Millions of people around the world, including nearly 60% of Americans, Australians and Europeans, participate in sports. A 2015 review found the available data on long-term health benefits of specific sport disciplines is limited, but a new study provides strong evidence participation in several common sports is linked with a significantly reduced risk of death.
Insufficient physical activity is estimated to cause more than 5 million premature deaths a year. To reduce the risk of heart disease, type 2 diabetes, cancer and a number of other chronic diseases, the World Health Organisation recommends adults and older people engage in physical activity for at least 150 minutes a week.
These estimates and guidelines are predominantly based on studies about outcomes of participation in any moderate- to vigorous-intensity physical activity. But does it make a difference which physical activities we do?
In recent years, there has been growing research interest in how specific domains (such as work, transport, domestic and leisure time) and types of physical activity (walking, cycling) affect health.
While, for example, walking and cycling were found to be associated with similar reductions in death risk, physical activity in the domains of leisure time and daily living seem to produce greater benefits than occupational and transport-related physical activities. This shows that, health-wise, it is not necessarily irrelevant which physical activity you do.
Which sports are good for health?
Adults participating in a high overall level of sports and exercise are at 34% lower risk of death than those who never or rarely engage in such activities. This generic evidence, however, does not imply all sports equally affect health.
The previously mentioned 2015 review summarised available data on health benefits of participation in 26 sport disciplines. It found conditional to moderately strong evidence that both running and football improve heart function, aerobic capacity, metabolism, balance and weight status. Football was additionally shown to benefit muscular performance. The evidence for other sports was scarce or inconsistent.
To strengthen the evidence on health benefits of six common sport disciplines – aerobics, cycling, football, racquet sports, running and swimming – we recently analysed data from 80,306 British adults. The study found 27%, 15%, 47% and 28% reduced risk of death for participants in aerobics, cycling, racquet sports and swimming, respectively.

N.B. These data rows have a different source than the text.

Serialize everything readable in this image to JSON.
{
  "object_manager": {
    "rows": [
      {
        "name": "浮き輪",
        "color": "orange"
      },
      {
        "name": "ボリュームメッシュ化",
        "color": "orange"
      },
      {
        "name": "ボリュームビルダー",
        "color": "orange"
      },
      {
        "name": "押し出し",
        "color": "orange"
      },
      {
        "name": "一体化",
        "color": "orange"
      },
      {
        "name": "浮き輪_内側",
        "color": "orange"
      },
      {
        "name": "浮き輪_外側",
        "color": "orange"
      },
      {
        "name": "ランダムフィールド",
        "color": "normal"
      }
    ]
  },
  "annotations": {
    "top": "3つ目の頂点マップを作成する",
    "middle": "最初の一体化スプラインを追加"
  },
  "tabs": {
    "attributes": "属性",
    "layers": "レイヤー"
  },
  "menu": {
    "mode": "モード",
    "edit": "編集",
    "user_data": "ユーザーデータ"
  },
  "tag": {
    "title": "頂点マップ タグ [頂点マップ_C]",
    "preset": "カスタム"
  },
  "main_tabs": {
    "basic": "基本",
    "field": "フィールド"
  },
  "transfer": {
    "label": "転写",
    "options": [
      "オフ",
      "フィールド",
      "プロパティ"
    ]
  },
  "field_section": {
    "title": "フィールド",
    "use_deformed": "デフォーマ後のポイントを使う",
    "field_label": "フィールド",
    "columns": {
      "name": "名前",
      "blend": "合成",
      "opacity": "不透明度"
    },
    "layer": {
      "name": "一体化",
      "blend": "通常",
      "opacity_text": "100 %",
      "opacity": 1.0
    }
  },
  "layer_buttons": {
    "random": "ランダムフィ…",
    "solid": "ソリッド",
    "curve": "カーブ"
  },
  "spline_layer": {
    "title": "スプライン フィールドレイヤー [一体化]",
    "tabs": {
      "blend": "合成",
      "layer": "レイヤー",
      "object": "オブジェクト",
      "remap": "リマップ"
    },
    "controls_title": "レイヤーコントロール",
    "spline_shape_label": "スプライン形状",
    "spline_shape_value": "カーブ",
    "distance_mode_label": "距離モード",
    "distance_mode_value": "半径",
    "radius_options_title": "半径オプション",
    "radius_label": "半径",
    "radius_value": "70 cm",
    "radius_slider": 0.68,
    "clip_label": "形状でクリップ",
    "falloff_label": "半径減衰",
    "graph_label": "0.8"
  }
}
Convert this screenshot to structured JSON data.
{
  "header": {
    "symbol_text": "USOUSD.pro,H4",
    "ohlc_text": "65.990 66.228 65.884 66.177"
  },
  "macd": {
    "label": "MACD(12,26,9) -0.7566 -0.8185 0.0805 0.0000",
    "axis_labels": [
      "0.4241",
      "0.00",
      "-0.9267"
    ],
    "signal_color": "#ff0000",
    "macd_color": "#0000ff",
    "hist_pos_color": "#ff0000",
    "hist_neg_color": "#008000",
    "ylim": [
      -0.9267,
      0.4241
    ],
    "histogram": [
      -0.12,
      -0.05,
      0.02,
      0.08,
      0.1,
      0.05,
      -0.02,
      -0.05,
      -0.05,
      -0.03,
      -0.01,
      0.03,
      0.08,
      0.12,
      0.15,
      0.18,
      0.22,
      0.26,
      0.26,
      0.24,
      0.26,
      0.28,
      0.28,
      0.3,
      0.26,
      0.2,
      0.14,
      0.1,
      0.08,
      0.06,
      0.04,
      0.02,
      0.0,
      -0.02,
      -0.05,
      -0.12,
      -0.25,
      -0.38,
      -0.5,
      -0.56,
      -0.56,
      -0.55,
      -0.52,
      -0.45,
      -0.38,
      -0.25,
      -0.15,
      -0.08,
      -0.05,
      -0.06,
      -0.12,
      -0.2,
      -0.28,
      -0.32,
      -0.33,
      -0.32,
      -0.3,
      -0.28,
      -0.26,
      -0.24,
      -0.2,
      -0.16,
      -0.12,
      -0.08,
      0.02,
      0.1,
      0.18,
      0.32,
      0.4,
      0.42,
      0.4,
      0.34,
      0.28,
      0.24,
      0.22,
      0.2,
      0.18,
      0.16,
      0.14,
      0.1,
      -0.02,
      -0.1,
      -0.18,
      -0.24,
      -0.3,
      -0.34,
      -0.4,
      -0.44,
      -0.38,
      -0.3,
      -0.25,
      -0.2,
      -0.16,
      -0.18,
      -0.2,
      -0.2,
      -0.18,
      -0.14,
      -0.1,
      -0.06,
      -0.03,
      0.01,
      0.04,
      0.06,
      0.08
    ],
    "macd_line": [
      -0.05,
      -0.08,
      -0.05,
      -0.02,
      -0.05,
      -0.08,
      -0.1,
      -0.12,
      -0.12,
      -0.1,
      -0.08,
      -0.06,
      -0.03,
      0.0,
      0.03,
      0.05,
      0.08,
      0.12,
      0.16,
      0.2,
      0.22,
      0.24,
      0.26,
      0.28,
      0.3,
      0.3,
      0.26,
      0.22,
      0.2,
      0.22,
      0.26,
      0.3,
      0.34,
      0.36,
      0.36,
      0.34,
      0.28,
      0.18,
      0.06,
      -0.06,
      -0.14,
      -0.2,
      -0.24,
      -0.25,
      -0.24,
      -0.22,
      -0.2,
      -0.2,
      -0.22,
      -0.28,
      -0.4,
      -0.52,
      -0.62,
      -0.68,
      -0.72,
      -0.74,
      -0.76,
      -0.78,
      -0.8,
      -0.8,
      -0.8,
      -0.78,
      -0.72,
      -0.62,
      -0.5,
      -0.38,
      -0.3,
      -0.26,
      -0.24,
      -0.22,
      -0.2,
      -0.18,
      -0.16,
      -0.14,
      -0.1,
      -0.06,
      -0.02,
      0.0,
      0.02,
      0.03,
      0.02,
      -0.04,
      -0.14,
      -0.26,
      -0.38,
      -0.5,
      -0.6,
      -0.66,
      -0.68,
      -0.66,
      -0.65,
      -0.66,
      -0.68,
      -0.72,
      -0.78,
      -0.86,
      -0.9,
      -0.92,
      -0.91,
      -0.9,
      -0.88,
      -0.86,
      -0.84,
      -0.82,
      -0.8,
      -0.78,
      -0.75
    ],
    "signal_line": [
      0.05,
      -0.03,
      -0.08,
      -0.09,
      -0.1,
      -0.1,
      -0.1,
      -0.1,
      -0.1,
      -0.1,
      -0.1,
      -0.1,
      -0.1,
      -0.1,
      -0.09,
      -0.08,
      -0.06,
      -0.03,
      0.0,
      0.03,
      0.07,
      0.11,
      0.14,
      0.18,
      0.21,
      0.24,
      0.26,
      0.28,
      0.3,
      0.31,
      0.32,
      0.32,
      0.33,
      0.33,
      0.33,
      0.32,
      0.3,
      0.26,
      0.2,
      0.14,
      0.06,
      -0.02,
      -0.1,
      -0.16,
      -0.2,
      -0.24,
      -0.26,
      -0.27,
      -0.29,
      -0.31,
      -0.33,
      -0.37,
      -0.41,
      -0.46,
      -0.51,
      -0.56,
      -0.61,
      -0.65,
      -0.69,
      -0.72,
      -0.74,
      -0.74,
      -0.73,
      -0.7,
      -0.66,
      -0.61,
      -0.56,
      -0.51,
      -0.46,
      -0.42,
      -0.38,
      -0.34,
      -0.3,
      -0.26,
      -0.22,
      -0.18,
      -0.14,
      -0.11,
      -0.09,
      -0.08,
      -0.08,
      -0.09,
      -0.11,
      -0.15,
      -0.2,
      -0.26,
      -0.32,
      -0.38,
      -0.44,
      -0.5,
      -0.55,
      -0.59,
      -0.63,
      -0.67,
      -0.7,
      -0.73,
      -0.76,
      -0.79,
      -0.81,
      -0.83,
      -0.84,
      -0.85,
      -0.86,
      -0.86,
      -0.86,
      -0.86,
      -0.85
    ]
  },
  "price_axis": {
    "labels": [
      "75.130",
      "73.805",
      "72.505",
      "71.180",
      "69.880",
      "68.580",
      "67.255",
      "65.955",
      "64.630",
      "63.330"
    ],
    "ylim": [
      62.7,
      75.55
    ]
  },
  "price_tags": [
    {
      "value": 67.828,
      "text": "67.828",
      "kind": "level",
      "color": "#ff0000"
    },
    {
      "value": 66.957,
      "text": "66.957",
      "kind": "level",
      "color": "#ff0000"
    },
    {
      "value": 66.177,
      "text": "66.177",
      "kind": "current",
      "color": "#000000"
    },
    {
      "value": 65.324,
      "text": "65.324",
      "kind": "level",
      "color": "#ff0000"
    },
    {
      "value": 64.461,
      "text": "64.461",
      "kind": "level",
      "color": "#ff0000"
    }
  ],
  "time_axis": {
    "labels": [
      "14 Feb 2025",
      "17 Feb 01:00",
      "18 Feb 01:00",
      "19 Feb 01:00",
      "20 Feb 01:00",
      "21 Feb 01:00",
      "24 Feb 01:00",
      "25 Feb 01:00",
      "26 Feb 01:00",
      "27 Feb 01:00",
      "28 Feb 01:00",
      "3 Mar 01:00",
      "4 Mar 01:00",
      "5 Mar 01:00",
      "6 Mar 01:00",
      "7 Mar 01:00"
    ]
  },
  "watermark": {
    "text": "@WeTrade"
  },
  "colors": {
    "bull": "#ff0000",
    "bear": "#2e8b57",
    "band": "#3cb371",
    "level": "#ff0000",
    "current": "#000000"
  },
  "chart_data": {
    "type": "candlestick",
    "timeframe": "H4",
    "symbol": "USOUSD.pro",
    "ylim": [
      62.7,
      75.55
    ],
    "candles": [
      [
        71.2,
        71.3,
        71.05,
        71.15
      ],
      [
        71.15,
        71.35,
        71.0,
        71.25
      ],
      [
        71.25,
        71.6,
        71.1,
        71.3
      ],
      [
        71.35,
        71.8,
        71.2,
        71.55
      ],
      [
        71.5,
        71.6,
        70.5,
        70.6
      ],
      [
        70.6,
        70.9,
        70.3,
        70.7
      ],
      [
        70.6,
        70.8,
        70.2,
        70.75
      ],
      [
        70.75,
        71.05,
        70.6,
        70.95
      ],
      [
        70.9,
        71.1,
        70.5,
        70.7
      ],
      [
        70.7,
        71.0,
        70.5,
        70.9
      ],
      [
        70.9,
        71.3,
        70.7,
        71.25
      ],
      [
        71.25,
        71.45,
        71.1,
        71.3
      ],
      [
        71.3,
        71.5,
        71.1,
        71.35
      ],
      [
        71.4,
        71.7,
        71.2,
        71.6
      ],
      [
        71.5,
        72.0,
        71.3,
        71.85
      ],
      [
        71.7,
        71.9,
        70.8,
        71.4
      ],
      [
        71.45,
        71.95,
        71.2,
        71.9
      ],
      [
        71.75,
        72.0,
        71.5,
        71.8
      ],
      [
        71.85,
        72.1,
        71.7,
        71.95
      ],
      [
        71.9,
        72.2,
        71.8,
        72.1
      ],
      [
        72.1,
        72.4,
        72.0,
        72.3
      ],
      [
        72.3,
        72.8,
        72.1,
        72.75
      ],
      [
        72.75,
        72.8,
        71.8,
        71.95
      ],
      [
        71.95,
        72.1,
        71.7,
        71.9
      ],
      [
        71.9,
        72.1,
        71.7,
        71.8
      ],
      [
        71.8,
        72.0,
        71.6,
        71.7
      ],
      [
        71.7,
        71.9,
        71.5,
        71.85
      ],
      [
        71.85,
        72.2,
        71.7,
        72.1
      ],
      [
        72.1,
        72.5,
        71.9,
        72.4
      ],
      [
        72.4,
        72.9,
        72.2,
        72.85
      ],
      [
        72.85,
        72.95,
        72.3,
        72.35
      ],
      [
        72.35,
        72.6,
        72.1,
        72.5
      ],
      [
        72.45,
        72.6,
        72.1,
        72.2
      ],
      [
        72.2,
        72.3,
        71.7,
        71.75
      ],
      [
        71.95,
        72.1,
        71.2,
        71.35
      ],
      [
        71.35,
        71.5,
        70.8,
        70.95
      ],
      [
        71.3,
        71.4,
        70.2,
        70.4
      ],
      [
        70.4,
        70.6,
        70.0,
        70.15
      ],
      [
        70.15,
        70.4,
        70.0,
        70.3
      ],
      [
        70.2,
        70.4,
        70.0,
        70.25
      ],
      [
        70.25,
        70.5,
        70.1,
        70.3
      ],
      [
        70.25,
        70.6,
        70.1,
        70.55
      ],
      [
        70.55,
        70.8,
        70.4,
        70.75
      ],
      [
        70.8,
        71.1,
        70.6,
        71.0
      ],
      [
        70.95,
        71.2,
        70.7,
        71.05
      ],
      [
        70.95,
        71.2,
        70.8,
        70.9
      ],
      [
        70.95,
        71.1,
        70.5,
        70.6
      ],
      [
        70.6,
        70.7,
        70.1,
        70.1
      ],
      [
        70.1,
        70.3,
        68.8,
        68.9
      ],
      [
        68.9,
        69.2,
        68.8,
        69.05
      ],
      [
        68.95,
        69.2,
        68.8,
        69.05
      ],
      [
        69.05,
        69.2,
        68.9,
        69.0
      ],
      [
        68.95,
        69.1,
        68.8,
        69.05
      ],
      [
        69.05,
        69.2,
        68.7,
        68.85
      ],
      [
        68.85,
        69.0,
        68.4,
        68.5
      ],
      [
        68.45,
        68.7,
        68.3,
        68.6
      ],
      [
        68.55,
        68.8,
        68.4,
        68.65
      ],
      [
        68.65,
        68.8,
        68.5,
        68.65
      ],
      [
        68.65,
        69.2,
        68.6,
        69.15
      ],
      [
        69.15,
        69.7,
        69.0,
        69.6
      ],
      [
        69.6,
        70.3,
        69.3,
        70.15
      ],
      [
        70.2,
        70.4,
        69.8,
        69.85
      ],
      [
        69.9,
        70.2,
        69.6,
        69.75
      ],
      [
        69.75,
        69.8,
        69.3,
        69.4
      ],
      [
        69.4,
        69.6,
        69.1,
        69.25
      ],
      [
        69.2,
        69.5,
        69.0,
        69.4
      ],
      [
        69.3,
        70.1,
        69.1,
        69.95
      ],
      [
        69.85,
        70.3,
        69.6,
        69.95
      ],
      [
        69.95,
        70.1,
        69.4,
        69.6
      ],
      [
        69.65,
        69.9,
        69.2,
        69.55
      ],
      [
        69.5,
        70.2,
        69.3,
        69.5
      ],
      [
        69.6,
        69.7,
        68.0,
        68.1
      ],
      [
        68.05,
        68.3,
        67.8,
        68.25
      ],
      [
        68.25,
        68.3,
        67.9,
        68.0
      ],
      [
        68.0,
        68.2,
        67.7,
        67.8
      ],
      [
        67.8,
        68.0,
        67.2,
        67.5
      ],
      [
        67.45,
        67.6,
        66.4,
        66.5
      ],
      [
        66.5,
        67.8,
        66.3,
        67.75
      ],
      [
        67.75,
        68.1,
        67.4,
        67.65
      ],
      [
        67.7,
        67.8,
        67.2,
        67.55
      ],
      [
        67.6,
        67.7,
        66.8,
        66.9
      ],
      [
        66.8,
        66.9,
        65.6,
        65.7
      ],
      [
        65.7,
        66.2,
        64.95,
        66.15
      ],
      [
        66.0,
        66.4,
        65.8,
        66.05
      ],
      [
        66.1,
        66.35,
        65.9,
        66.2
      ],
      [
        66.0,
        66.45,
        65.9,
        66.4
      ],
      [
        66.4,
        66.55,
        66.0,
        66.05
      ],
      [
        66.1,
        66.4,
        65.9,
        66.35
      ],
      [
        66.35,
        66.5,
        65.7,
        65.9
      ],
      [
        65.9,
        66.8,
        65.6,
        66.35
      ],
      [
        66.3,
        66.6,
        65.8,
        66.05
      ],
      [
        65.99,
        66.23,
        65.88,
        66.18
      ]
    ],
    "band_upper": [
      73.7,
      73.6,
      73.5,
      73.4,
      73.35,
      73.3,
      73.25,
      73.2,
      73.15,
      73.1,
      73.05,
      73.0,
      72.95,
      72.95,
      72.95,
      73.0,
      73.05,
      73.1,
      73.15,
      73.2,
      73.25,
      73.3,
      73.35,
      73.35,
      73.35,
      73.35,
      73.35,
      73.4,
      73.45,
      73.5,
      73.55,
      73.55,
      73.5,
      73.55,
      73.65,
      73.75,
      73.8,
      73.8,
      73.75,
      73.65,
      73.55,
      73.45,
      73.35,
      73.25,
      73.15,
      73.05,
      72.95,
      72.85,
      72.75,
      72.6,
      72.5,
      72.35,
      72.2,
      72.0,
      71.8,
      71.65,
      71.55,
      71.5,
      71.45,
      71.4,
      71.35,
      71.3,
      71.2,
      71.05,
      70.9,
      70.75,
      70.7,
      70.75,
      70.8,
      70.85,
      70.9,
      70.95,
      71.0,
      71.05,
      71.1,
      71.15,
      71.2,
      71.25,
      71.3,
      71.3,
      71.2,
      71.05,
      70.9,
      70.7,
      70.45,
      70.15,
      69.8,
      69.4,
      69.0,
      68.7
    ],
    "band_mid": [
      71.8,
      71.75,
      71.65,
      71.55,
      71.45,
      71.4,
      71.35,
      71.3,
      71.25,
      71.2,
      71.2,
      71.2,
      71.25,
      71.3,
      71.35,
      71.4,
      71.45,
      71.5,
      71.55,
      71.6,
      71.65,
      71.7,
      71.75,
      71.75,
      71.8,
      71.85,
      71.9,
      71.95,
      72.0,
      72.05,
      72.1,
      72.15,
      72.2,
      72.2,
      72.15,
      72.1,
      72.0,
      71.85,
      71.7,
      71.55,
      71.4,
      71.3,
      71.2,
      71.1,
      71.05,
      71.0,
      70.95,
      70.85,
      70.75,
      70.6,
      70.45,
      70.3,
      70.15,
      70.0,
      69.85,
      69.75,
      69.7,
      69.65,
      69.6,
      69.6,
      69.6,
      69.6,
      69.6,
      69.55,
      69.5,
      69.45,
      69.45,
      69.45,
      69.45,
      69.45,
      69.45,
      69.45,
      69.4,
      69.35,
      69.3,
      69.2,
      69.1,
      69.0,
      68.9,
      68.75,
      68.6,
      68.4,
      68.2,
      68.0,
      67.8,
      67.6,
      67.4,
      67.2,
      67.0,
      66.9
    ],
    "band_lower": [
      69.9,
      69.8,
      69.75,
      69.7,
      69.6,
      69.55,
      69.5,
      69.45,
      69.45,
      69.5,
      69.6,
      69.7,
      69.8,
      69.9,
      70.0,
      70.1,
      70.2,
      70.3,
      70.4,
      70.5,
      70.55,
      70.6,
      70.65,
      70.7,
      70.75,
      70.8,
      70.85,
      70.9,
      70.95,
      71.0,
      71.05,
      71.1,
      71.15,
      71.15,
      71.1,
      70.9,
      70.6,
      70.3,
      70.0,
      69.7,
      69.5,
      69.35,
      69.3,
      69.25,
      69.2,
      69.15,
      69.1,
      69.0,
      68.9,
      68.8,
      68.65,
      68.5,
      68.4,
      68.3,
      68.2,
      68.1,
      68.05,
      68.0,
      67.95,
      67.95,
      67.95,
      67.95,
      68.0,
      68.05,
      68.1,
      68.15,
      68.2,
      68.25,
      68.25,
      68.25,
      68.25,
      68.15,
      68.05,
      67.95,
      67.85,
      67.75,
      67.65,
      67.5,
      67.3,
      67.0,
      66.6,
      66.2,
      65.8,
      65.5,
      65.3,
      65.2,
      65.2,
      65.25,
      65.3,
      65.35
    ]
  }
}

Although we observed reductions in the risk of death associated with football and running (18% and 13%, respectively) in our study sample, the data did not allow us to draw conclusions about these effects across the whole population. These statistically “non-significant” associations should not be misinterpreted as “no association” or “evidence of no effect”. We simply do not know whether the observed effects in the sample occurred by chance alone or reflect the true effects in the population.
Previous studies conducted among Americans, Chinese men and Danes found a significantly reduced risk (27%-40%) of death associated with running. The 2015 reviewidentified a number of health benefits associated with football.
Should I play sports at all?
Annual injury rate among all recreational and professional athletes is around 6%, but incidence, types and severity of injuries vary significantly across different sports. Fortunately, experts advise that up to 50% of sports injuries can be prevented. The risk can be minimised by following Sports Medicine Australia’s in-depth prevention guidelines in their Injury Fact Sheets.
More than 50 years ago, Winston Churchill was asked to reveal his secret of longevity. “Sport,” he said. “I never, ever got involved in sport.”
So should we follow Sir Winston’s example, or act in accordance with the latest research evidence demonstrating health benefits of sports? Although a possibility of a sports injury or other sport-related negative health outcomes (such as sudden death during exercise) can never be ruled out, the potential benefits of sports far outweigh the risks.
Which sport to choose?
It may take decades until we reach definite conclusions about health outcomes of all types of sport. Should you in the meantime sit in front of the TV and wait for researchers to announce the final results? No. Follow your preferences and select an affordable and easily accessible sporting activity you enjoy doing, while trying to minimise the risk of injury.
This will increase your likelihood of staying sufficiently motivated and engaged in the activity long enough to reap substantial health benefits.
This article originally appeared on The Conversation.
Senior research fellow, Victoria University.